I’m proud of the work that I’ve done as a Fremont City Councilmember over the last four years. Here are the highlights of my accomplishments.
- Fought to ban the sale of flavored tobacco.
- Advocated against the city’s legislative agenda that opposed statewide public health mandates.
- Fought to make sure the city’s janitors had continued health and seniority benefits even when the city switched to a non-union contractor and successfully had this added to the contract.
- Argued for expediting minimum wage adoption and successfully fought against the movement to delay it due to COVID.
Jenny and Vinnie getting ready
to perform in the Nutcracker
- Fought for the Council to make small business support/vibrant neighborhood commercial districts one of its three top priorities.
- Worked with staff to have the City to join the California Main Street Association and explore adopting business improvement districts.
- Fought for requiring actual commercial uses on ground floor in downtown Fremont (limiting the number of medical offices and tutoring centers) – the Council agreed with this and required staff to update the zoning ordinance to tighten these requirements on developers.
- Brought a referral to make sure the mobility commission and senior commission are consulted on major street changes – this policy was passed by Council.
- Fought for road diets on Paseo Padre and Fremont Blvd. and have advocated for pedestrian and bike safety improvements under Vision Zero.
- I am the only councilmember with a perfect rating from Bike Fremont.
Socially Responsible Investing
- Fought to require that the city invest using Environmental, Social and Corporate Governance (ESG) principles.
- I was the only councilmember that voted for the city to pay for the renewable energy package from East Bay Community Energy (this eventually came back to Council and passed).
- Made a referral to adopt a new animal ordinance to promote urban agriculture and the keeping of livestock in residentially zoned areas – this is coming back to Council in September.
- Fought against SiliconSage Centerville mixed use project because it has unmitigatable noise impacts, destroyed a historic building, and is inappropriate for transit-oriented area.
- Fought against a housing development next to the freeway that would have exposed families to toxic air pollution – the Council agreed and denied this project.
- Fought against the Niles Gateway project because the developer refused to provide sufficient affordable housing and the project is inappropriate for a sensitive habitat area.
- Fought to require the developer of the Mission Hills Tennis Club to install environmentally friendly landscaping and integrated pest management practices – this was added to the conditions of their approval.
- Fought to increase in lieu fees on housing developers up to the maximum shown to be economically feasible so that more affordable housing could be built (unfortunately a majority of the Council voted against this).
- Supported a comprehensive safe parking program for community residents living in vehicles (unfortunately the majority of the Council only supported one of the three prongs of the staff’s proposed plan).
- Fought for adoption of the Housing Navigation Center and Project Homekey grant application for the conversion of a motel into permanent supportive affordable housing.
- Supported the approval of a co-housing community.
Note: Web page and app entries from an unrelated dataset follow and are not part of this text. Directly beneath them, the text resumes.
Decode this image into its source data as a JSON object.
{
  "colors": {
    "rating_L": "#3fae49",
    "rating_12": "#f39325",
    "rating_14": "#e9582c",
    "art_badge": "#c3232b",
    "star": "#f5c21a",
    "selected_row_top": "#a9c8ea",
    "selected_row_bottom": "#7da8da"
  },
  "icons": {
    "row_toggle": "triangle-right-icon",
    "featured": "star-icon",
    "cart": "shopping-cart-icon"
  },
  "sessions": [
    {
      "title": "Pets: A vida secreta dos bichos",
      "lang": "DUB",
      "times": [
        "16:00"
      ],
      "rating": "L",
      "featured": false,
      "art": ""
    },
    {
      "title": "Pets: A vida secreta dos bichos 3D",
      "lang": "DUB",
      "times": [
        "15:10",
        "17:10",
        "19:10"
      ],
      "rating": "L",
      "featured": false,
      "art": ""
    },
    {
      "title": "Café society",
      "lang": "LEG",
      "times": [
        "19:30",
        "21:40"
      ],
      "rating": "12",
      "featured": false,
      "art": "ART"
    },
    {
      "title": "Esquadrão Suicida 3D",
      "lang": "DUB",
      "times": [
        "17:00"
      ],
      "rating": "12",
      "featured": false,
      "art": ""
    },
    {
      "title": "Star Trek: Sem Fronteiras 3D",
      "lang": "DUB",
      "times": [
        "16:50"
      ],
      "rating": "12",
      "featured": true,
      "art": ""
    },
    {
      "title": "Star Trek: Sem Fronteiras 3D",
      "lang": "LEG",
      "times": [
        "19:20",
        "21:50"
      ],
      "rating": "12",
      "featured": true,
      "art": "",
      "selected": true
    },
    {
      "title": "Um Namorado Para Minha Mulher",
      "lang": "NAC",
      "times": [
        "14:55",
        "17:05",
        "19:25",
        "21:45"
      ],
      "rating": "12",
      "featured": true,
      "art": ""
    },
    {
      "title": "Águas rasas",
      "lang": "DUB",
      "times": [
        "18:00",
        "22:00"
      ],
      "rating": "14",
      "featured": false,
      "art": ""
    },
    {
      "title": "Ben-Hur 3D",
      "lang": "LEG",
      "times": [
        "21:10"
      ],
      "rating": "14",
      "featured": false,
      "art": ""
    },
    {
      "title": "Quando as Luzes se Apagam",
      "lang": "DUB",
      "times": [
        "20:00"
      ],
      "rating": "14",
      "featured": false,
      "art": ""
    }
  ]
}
- Fought for requiring landlords to provide relocation assistance, prohibiting source of income discrimination, and requiring landlords to explain the rationale for rent increases greater than 5% (unfortunately a majority of the Council rejected these changes to the Rent Review Ordinance).
- Voted against the repeal of the City’s Residential Eviction Executive Order Upon the Termination of the Alameda County Local Emergency.
- Fought to have the City endorse Prop 15 (the Schools and Communities First Act).
- Annually provide detailed feedback on the City’s legislative agenda to ensure it is consistent with progressive policy goals.